The entry-level MSOT degree is specifically designed to enable students who possess a baccalaureate degree to learn the knowledge, skills and values to become a successful entry-level professional occupational therapists. The design of the curriculum is firmly embedded in the mission of Alvernia University and the values of American Occupational Therapy Association. These create a foundation for values-centered learning that enables graduates to serve others and adopt positions of ethical leadership.
- Program Philosophy
The Occupational Therapy program philosophy is consistent with AOTA's Philosophy of Occupational Therapy Education, which states:
"Students are viewed as occupational beings who are in dynamic transaction with the learning context and the teaching-learning process... Education promotes clinical reasoning and the integration of professional values, theories, evidence, ethics, and skills" (AOTA, 2015, p. 1).
The occupational therapy program at Alvernia University seeks to:
"...facilitate the development of a sound reasoning process that is client centered, occupation based, and theory driven while encouraging the use of best evidence and outcomes data to inform the teaching learning experience" (AOTA, 2015, p. 1).
The Master of Science in Occupational (MSOT) degree at Alvernia University is designed to prepare graduates with the competencies expected of the entry-level, professional, occupational therapist (AOTA 2016a). The design of the curriculum is firmly embedded in the mission of Alvernia University, the Philosophy of Occupational Therapy Education of the American Occupational Therapy Association (AOTA, 2015c), and the Philosophy of Education of the program.
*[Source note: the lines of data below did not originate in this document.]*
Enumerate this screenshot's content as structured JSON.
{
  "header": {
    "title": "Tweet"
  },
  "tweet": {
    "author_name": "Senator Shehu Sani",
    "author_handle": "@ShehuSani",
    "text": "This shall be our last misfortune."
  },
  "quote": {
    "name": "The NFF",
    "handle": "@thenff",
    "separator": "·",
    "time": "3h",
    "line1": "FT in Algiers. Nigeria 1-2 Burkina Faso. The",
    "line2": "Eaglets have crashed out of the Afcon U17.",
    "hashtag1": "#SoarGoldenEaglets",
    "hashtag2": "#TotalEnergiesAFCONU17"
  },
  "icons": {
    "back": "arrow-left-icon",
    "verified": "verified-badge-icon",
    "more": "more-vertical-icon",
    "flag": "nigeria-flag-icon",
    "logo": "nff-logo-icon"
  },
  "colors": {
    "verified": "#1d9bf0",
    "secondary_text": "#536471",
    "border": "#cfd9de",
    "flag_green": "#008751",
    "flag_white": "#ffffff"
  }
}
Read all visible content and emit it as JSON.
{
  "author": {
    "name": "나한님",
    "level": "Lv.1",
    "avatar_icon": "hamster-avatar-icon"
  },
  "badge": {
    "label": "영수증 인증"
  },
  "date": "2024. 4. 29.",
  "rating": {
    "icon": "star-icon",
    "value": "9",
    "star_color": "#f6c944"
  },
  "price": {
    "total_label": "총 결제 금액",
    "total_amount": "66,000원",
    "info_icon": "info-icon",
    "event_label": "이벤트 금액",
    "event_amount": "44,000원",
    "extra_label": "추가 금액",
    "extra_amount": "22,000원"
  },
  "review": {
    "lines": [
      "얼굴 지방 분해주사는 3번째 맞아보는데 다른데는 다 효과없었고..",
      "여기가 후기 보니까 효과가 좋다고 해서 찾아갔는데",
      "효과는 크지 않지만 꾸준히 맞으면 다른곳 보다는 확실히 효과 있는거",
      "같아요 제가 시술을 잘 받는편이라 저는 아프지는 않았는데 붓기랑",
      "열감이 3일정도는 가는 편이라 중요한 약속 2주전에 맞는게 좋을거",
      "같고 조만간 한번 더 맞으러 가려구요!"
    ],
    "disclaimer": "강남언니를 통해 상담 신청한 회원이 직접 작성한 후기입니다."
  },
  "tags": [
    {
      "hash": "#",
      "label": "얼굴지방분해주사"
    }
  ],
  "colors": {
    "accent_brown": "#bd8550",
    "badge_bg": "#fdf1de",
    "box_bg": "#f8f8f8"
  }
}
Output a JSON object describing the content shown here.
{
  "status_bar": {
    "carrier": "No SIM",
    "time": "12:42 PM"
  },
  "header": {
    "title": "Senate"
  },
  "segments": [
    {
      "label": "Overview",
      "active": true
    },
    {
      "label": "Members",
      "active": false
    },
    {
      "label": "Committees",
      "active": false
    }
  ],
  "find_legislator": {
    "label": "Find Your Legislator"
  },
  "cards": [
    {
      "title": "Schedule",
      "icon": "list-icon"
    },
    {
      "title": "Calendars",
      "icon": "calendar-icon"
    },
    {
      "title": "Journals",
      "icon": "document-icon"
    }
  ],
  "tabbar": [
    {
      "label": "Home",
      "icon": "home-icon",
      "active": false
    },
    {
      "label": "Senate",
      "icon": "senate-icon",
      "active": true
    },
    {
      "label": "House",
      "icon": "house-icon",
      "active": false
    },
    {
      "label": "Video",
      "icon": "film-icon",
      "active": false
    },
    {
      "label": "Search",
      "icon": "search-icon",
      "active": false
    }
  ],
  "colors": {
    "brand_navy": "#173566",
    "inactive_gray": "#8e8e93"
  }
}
These create a foundation for a values-centered education that enables graduates to serve others and adopt positions of ethical or moral leadership.
The curriculum is designed to prepare students with the knowledge, skills, values, and behaviors necessary for effective performance across a broad spectrum of practice setting. Graduates of the program will be prepared to think critically, creatively, logically, and ethically in order to use occupation to provide services as practitioners, managers, entrepreneurs, and leaders. To prepare for the challenges that face occupational therapy practitioners in the contemporary world, students are expected to develop the reflective practices needed for professional growth and lifelong learning.
The occupational therapy curriculum is based on an understanding of occupation, client-centered, evidence-based, clinical reasoning, and the constructs underlying the Occupational Therapy Practice Framework: Domains and Process, fourth edition (AOTA, 2020). The Occupational Therapy Practice Framework describes the profession’s unique focus on, and use of, occupation to enable individuals to participate in lives that hold meaning to them. Graduates will develop a broad perspective in the use of occupation to solve problems for various conditions that interfere with the quality of life for individuals, groups, communities, and populations.
A distinctive feature of Alvernia’s curriculum design is that it embraces a General Education core and encompasses a holistic view of education that reflects the mission of the University. The curriculum strives to create a community of learners that inspires, motivates, and guides students as they strive for excellence in their professional and personal lives. Students are encouraged to seek moral integrity, spiritual fullness, and to develop their highest level of competence, compassion, and moral behavior.
The sequence of instructional goals and objectives presents basic concepts in beginning courses. Building on this foundation, increasingly complex layers of knowledge and skills are introduced, practiced, and mastered. Core courses create opportunities to discuss issues from multiple perspectives and broaden the process of learning.
- Curriculum Threads
- Critical thinking and scientific inquiry.
- Reflection on ethical, moral, and professional values
- Current and emerging practices.
The capstone for the entry-level MSOT is the completion of a critically appraised topic (CAT) investigating a topic of concern to the profession. Students develop a PICO or guiding research question based on a clinical scenario of interest, conduct a review of existing evidence, generate a written report, and disseminate findings through a public presentation.
- MSOT Contacts
Elizabeth, M. Bentz, OTD, OTR/L, SIPT, RYT
Department Chair, Occupational Therapy
Bernardine Hall 114E
Amy J. Thomas, OTD, OTR/L, ARSP
Program Director, Occupational Therapy
Bernardine Hall 114C
Kelly Burr, M.Ed
Coordinator of Graduate Admissions & Student Services
School of Graduate and Adult Education
540 Upland Avenue
Reading, PA 19611